In approaching this movie, I don't doubt that Burton recognized the need to shuck the original story and concoct something new using only the essential elements. And he's done it so wildly, viewers have no choice but to accept or reject this movie on its own terms. It's a moot point to say that Irving's story is better than Burton's movie. But consider this: I think Washington Irving would have appreciated what Tim Burton did. Irving, for his day, was a pretty experimental writer, and he loved toying with the conventions of storytelling. Looking back on his canon of short stories -- and following these successful experiments showcased in the Sketch Book, Irving for a while dabbled very seriously in fiction before turning back to nonfiction, such as his biography of his namesake, George Washington -- Irving has left us many templates for the form, and it can be said that, along with writers like Guy de Maupassant, he helped to popularize short-form fiction. I think of a story called The Stout Gentleman, a first person narrative told from the POV of a man staying in a wayside inn, who knows this unnamed Stout Gentleman only by reputation and a few things he's overheard.

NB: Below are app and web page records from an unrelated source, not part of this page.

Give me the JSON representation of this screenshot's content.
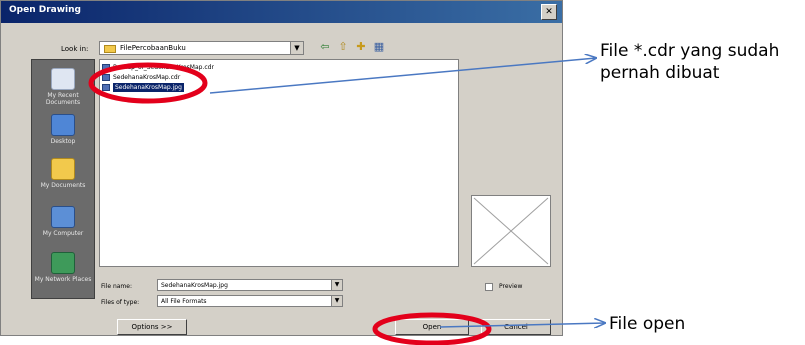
{
  "dialog": {
    "title": "Open Drawing",
    "close_label": "✕",
    "look_in_label": "Look in:",
    "look_in_value": "FilePercobaanBuku",
    "toolbar": {
      "back": "⇦",
      "up": "⇧",
      "new_folder": "✚",
      "views": "▦"
    }
  },
  "places": [
    {
      "label": "My Recent Documents",
      "icon": "recent-documents-icon"
    },
    {
      "label": "Desktop",
      "icon": "desktop-icon"
    },
    {
      "label": "My Documents",
      "icon": "my-documents-icon"
    },
    {
      "label": "My Computer",
      "icon": "my-computer-icon"
    },
    {
      "label": "My Network Places",
      "icon": "network-places-icon"
    }
  ],
  "files": [
    {
      "name": "Backup_of_SedehanaKrosMap.cdr",
      "selected": false
    },
    {
      "name": "SedehanaKrosMap.cdr",
      "selected": false
    },
    {
      "name": "SedehanaKrosMap.jpg",
      "selected": true
    }
  ],
  "file_name_label": "File name:",
  "file_name_value": "SedehanaKrosMap.jpg",
  "files_of_type_label": "Files of type:",
  "files_of_type_value": "All File Formats",
  "preview_label": "Preview",
  "options_button": "Options >>",
  "open_button": "Open",
  "cancel_button": "Cancel",
  "annotations": {
    "file_callout_line1": "File *.cdr yang sudah",
    "file_callout_line2": "pernah dibuat",
    "open_callout": "File open"
  },
  "colors": {
    "highlight": "#e3001b",
    "arrow": "#4a78c2",
    "selection": "#0a246a"
  }
}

And the whole story is this narrator, himself unnamed, imagining what this Stout Gentleman might look like, and what his business might be, and what his private life might be like... and all the while the reader is being led to the conclusion that the Stout Gentleman will eventually be revealed. Well, not to ruin it, he isn't, and the story becomes a clever joke on the reader. It's to Irving's credit and charm that the reader isn't simply aggravated by the twist ending to this tale, just as the reader doesn't moan in disgust at the end of The Legend of Sleepy Hollow, with all its fops and nitwits. You've been entertained. And at the hands of a master storyteller.

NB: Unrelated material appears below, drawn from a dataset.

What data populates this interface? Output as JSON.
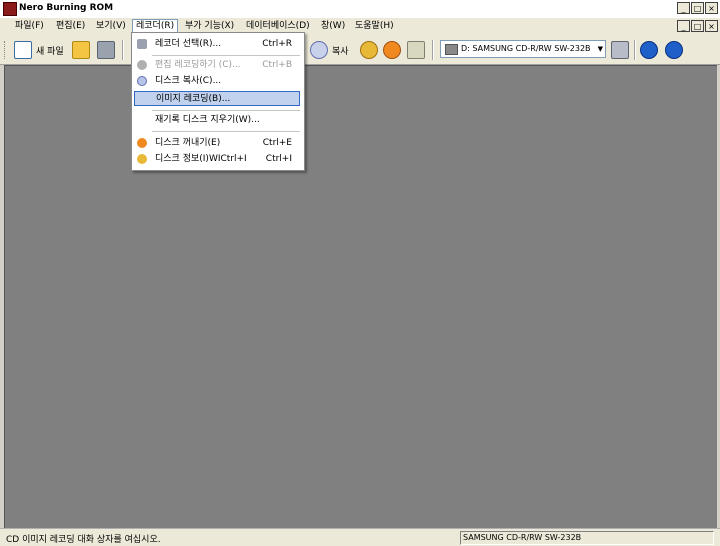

And because many of his short stories were retellings of older folktales from the oral tradition (the same strategy as Chaucer, by the way), I think Irving had a great sense of how yarns spin themselves anew, every so often. And here in Tim Burton's movie, we have a full-tilt homage to Gothic Horror, such as it was in Irving's day, in the novel form rather than the short story. The most famous of these novels are The Castle of Otranto by Walpole, and The Mysteries of Udolpho by Radcliffe, and The Monk by Matthew Lewis, which is a great, late 18th century stew of sexual decadence and political prurience and deals with the Devil, all of which ends horribly; you'd never think those folks back then could be so bad. So in this movie, the ghosts are real, and the characters believe in them to a point nearly of the grotesque, and there's some phantasmagorical... gore thrown in just to make it boil over the top.

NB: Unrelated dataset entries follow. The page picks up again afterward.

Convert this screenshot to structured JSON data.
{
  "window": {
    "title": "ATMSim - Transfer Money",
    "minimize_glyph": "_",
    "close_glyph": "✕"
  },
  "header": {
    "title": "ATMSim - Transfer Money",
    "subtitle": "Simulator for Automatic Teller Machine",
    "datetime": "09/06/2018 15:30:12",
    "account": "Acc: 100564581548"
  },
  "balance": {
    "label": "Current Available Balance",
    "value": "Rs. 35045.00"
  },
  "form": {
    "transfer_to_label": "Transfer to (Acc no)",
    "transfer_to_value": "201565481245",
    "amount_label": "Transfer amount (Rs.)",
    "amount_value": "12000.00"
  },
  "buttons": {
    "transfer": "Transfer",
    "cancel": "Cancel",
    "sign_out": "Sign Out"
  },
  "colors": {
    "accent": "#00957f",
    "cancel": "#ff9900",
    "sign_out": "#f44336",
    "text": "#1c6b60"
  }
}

A careful viewer will notice lots of elements from Irving's story, including several things that are only mentioned by Irving, but which Burton expounds upon, like local legends about "the great tree where the unfortunate Major Andre was taken," as there's a significant tree in the movie; and "the woman in white, that haunted the dark glen at Raven Rock" also makes an appearance. There are more obvious similarities: Ichabod Crane is still a blustery wuss, though his station in life has changed from schoolmaster to early American detective. The iconic midnight ride is acknowledged, complete with flaming jack-o-lantern, as is the covered bridge, and the churchyard which marks the border of the Horseman's power, though all in a very different light than in Irving's version.

The film is also atmospherically and texturally beautiful, and does a fair job of depicting the dark, dreamy, slightly ominous atmosphere that Irving sets up in his early paragraphs. Burton's ultimate message regards the fact that our technological advances have never really outstripped our capacity for superstition. But mainly he does a brilliant job of evoking Washington Irving's story, without actually copying it. And in that sense, it's entirely successful.

Originally presented at the Fairhope Public Library "Consanguinity" Books-to-Movies Lecture Series, July 29 2002